Exercise goal: Work out how many lines below contain "this", then write only that number.

Data:
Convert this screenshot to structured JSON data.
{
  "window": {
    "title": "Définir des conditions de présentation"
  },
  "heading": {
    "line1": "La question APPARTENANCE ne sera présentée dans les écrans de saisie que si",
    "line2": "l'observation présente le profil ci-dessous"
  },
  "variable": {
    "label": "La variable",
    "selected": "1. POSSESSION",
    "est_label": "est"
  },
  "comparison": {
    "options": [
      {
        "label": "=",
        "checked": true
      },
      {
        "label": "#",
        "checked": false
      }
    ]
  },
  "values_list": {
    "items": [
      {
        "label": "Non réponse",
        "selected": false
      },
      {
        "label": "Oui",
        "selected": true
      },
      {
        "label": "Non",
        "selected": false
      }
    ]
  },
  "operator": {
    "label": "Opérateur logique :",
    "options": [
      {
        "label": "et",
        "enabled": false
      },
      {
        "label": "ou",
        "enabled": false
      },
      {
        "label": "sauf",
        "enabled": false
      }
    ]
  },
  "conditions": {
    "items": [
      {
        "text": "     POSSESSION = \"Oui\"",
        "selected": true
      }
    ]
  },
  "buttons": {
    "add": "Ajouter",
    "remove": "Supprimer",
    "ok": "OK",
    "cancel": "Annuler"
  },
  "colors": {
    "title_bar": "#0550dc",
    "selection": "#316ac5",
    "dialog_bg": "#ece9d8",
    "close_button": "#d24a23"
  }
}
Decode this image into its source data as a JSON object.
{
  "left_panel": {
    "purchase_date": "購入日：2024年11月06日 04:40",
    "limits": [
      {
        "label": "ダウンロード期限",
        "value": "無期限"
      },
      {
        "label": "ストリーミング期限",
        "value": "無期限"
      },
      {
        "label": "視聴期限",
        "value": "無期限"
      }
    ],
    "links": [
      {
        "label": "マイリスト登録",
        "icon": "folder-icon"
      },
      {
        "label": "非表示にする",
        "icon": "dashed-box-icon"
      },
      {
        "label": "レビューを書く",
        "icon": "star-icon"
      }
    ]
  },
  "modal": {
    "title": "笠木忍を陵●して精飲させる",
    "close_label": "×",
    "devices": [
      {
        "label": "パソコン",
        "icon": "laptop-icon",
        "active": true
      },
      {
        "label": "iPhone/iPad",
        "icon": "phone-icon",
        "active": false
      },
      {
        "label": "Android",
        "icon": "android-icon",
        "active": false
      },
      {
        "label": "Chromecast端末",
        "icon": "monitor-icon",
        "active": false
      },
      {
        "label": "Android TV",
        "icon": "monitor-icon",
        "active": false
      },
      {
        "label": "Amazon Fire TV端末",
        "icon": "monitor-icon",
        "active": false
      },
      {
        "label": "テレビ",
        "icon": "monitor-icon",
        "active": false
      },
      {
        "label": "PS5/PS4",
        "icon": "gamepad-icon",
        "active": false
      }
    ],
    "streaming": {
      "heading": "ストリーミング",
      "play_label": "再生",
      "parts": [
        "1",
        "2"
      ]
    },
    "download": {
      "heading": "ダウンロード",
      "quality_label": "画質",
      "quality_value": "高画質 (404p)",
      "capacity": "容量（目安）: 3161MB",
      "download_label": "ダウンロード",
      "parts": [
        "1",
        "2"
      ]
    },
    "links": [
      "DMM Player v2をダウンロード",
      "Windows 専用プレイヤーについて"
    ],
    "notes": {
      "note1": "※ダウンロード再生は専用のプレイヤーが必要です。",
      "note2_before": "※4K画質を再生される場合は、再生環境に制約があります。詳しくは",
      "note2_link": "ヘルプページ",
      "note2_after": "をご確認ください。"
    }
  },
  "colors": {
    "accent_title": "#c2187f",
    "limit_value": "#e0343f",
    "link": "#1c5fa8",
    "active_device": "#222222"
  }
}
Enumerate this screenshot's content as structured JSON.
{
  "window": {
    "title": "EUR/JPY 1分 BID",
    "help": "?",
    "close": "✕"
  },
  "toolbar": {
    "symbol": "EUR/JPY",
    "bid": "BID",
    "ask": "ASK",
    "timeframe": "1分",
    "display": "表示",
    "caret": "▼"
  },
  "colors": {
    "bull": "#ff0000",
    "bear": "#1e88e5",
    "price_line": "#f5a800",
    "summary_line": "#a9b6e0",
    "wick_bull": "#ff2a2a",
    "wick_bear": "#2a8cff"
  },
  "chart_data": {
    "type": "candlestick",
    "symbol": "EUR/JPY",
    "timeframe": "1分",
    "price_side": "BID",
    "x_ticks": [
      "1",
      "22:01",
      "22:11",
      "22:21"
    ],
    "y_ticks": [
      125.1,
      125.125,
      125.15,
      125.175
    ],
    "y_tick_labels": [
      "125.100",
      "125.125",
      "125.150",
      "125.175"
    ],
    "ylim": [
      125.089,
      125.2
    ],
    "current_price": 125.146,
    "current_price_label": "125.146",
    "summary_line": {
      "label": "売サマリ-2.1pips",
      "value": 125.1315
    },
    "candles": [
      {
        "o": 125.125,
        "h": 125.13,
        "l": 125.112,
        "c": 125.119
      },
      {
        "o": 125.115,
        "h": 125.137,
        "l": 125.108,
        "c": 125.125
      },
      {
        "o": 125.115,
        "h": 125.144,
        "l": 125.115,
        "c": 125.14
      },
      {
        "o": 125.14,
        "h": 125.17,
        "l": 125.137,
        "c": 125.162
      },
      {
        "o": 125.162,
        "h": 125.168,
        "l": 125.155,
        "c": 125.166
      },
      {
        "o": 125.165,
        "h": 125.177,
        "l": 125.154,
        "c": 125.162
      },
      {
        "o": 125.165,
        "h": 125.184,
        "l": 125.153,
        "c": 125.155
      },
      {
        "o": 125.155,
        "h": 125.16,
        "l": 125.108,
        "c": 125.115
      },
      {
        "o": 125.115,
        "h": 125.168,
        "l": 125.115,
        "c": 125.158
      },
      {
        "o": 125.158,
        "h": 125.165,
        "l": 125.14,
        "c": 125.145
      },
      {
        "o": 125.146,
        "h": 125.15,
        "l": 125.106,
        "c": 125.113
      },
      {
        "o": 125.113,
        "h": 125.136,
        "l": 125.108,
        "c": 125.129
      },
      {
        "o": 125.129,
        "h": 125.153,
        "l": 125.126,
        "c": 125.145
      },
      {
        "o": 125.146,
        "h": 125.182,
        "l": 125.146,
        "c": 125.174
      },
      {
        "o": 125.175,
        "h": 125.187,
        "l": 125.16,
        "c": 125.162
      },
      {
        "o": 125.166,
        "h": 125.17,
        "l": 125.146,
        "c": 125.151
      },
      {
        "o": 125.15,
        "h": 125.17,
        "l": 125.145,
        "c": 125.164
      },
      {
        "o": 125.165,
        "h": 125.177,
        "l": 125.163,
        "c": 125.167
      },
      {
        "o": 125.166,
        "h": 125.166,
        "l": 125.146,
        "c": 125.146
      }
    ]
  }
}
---
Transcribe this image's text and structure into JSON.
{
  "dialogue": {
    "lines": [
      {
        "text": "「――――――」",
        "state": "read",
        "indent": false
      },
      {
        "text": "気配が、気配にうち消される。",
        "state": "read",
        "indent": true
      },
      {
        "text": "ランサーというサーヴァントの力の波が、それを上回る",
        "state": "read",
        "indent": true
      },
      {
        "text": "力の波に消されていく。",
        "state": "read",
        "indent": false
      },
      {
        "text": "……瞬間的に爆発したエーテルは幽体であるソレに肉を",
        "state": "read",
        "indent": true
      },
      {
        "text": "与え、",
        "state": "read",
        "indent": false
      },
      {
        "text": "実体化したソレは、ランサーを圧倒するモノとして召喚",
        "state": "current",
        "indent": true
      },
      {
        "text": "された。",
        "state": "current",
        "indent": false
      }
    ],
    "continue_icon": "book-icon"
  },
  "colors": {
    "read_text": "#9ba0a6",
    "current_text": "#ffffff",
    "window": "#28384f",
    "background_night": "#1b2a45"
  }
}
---
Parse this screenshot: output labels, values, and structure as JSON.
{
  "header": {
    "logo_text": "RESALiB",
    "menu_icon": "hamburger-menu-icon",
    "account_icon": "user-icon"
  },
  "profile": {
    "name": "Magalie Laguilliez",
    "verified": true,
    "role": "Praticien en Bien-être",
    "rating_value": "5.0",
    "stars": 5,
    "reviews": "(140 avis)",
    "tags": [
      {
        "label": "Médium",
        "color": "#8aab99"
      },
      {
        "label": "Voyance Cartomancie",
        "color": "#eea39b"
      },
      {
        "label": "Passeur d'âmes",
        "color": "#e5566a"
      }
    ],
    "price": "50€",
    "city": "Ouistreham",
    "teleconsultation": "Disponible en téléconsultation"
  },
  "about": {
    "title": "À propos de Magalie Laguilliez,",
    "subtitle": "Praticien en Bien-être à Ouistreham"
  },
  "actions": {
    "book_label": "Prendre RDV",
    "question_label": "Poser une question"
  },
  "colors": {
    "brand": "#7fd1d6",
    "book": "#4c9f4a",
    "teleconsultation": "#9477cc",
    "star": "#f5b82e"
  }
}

Your response: 5